Last month, when we harvested the last of our tomatoes that were left on the vine, most of them were still green. Our plan was to tuck these in a newspaper-lined box, stow it down in the basement, and wait for them to ripen. We've done this before and managed to enjoy home-grown tomatoes well into December. However, this year, for some reason, they don't seem to be ripening up very quickly. Maybe it's just the colder weather, but when we checked on the box today, we found that most of the tomatoes were a bright orange, a few were still green or yellowish, and not one was really red. Still more disappointingly, some of the tomatoes were already beginning to go soft or wrinkled even though they weren't properly ripe. So if we left them in the box to ripen further, there was a possibility they might just get steadily softer without actually getting any riper.

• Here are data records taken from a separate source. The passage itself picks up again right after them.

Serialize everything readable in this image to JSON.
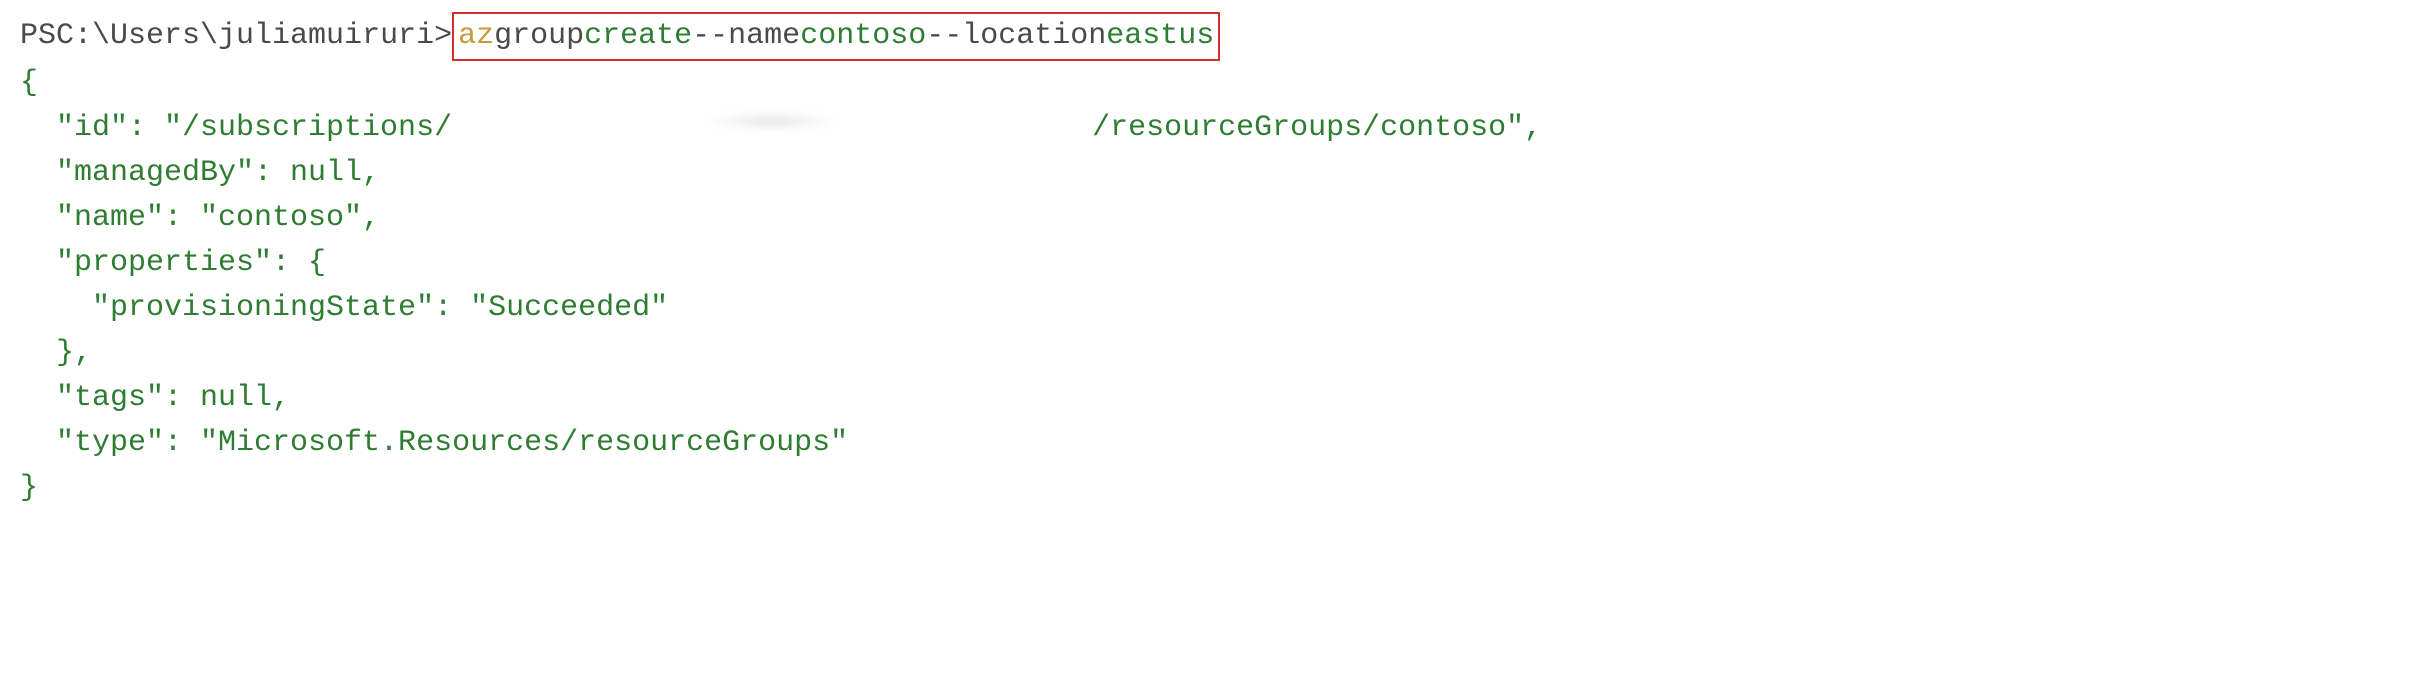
{
  "prompt": {
    "prefix": "PS ",
    "path": "C:\\Users\\juliamuiruri",
    "suffix": "> "
  },
  "command": {
    "az": "az",
    "group": " group ",
    "create": "create ",
    "flag_name": "--name ",
    "val_name": "contoso ",
    "flag_location": "--location ",
    "val_location": "eastus"
  },
  "output": {
    "brace_open": "{",
    "id_key": "  \"id\": \"/subscriptions/",
    "id_tail": "/resourceGroups/contoso\",",
    "managedBy": "  \"managedBy\": null,",
    "name": "  \"name\": \"contoso\",",
    "properties_open": "  \"properties\": {",
    "provisioningState": "    \"provisioningState\": \"Succeeded\"",
    "properties_close": "  },",
    "tags": "  \"tags\": null,",
    "type": "  \"type\": \"Microsoft.Resources/resourceGroups\"",
    "brace_close": "}"
  }
}
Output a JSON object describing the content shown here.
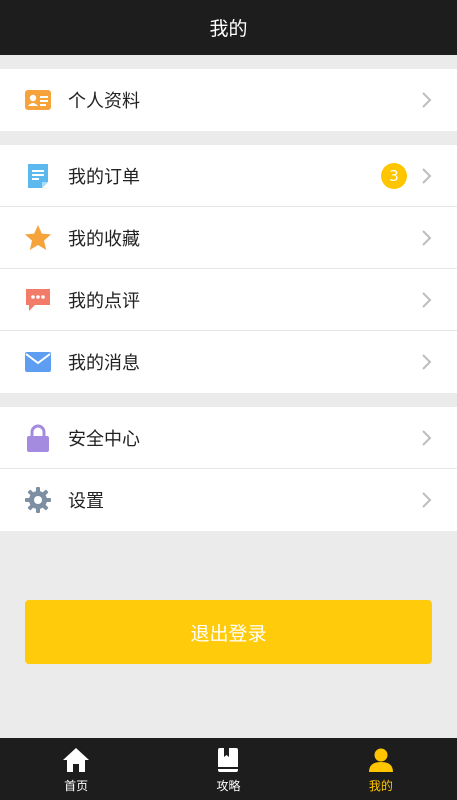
{
  "header": {
    "title": "我的"
  },
  "groups": [
    {
      "items": [
        {
          "label": "个人资料",
          "icon": "profile-card-icon"
        }
      ]
    },
    {
      "items": [
        {
          "label": "我的订单",
          "icon": "order-icon",
          "badge": "3"
        },
        {
          "label": "我的收藏",
          "icon": "star-icon"
        },
        {
          "label": "我的点评",
          "icon": "comment-icon"
        },
        {
          "label": "我的消息",
          "icon": "mail-icon"
        }
      ]
    },
    {
      "items": [
        {
          "label": "安全中心",
          "icon": "lock-icon"
        },
        {
          "label": "设置",
          "icon": "gear-icon"
        }
      ]
    }
  ],
  "logout": {
    "label": "退出登录"
  },
  "tabbar": {
    "tabs": [
      {
        "label": "首页",
        "icon": "home-icon",
        "active": false
      },
      {
        "label": "攻略",
        "icon": "guide-book-icon",
        "active": false
      },
      {
        "label": "我的",
        "icon": "user-icon",
        "active": true
      }
    ]
  },
  "colors": {
    "accent": "#ffc600",
    "header_bg": "#1d1d1d",
    "page_bg": "#ebebeb"
  }
}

So, instead, we opted to cut our losses. We took all the questionable tomatoes, cut out any parts that look definitely bad, and chopped them up into a salsa, along with as many others as needed to fill out the recipe. And the result was, I would say, acceptable. They may not have had quite the flavor of vine-ripened tomatoes, but mixed with all the lime and jalapeno and all, it hardly made a difference. Even if they weren't fully ripe, our tomatoes were certainly up to the standards of supermarket tomatoes, which were all we could normally get at this time of year.

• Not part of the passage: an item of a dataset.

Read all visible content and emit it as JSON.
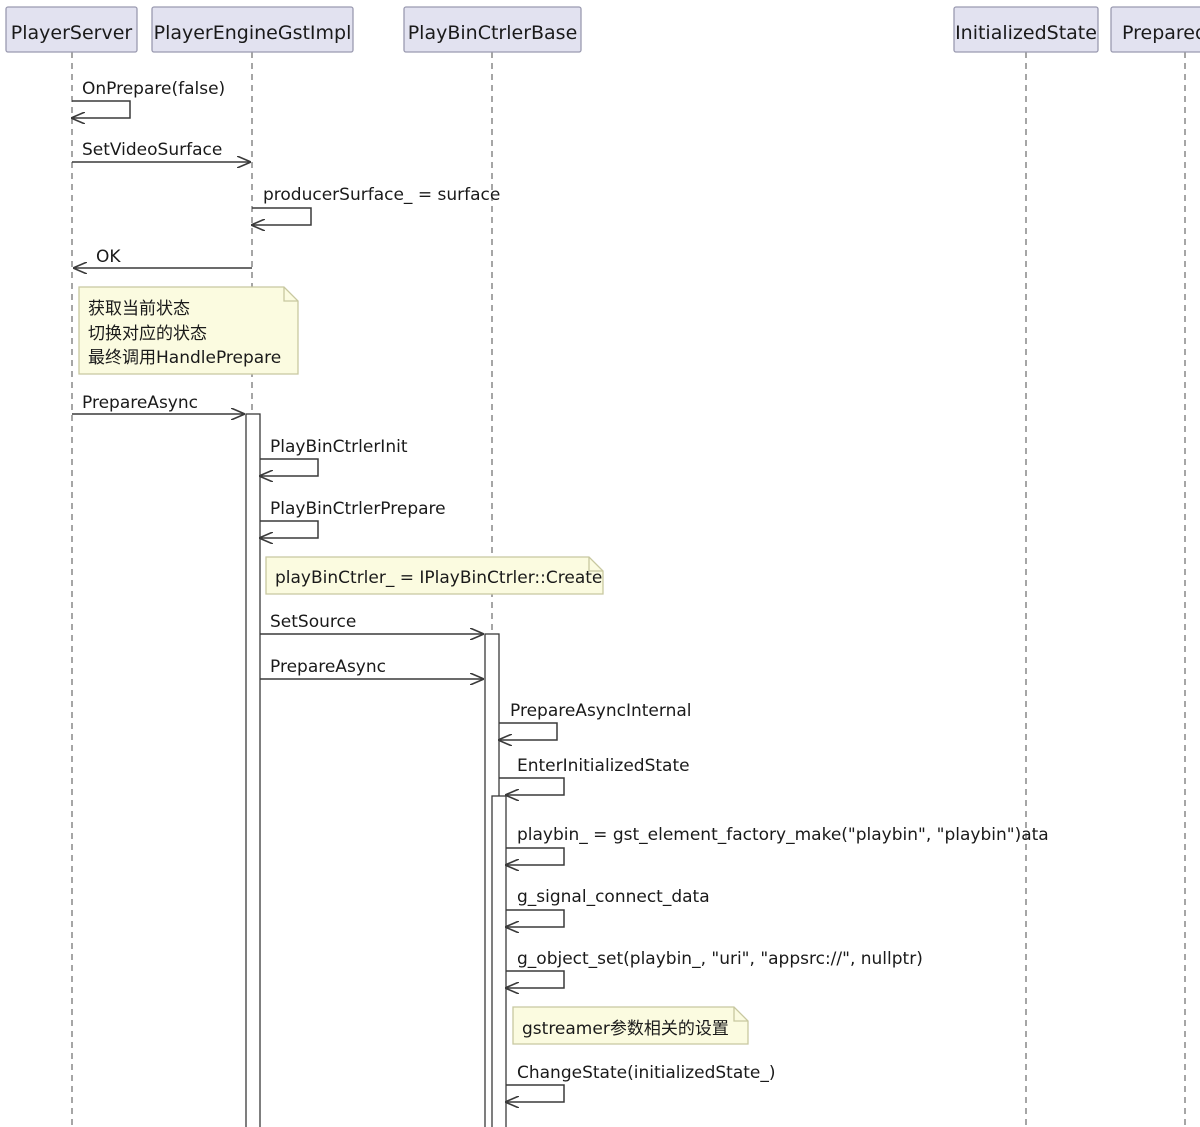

So on the whole, I think the box-ripening technique works acceptably well, but I still wonder if there's some way to improve on it. Maybe putting an apple or something in the box with them to give off more ethylene would speed the ripening process. A quick Google search just now turned up this Wikihow article, which recommends using a green banana for the purpose, but my concern about that would be the banana itself. Left in a closed box with a bunch of tomatoes, tucked away out of sight and out of mind in the basement, it could easily go from green to black before we thought to check in on it. Maybe we should try one of the other methods in the article instead, such as ripening the tomatoes in paper or plastic bags. That way we could keep them in the kitchen where we could keep an eye on them. For now, though, the tomatoes we've got left will probably have to stay in their box in the basement. We're leaving on our annual Christmas visit to Brian's folks next weekend, and we wouldn't want the remaining tomatoes to go from unripe to overripe in our absence.